**Data to use**

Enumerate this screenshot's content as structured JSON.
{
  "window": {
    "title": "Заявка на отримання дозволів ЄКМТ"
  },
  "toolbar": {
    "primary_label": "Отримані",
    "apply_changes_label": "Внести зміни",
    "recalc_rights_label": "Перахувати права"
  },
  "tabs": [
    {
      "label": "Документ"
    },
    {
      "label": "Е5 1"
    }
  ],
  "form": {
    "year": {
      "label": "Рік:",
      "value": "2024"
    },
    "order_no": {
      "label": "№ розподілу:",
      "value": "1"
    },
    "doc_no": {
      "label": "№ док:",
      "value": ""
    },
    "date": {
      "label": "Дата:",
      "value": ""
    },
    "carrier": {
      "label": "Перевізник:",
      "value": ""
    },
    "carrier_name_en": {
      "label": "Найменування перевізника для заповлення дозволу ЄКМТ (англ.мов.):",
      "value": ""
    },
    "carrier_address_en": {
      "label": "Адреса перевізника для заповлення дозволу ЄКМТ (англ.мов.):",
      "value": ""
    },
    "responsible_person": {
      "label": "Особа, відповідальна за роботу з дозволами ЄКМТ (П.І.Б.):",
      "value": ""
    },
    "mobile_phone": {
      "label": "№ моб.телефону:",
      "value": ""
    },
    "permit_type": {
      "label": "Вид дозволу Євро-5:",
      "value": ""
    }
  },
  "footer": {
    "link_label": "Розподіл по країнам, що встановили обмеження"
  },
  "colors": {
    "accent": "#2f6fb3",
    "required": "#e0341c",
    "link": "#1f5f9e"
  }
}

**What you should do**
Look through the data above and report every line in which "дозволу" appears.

**Answer section**
      "label": "Найменування перевізника для заповлення дозволу ЄКМТ (англ.мов.):",
      "label": "Адреса перевізника для заповлення дозволу ЄКМТ (англ.мов.):",
      "label": "Вид дозволу Євро-5:",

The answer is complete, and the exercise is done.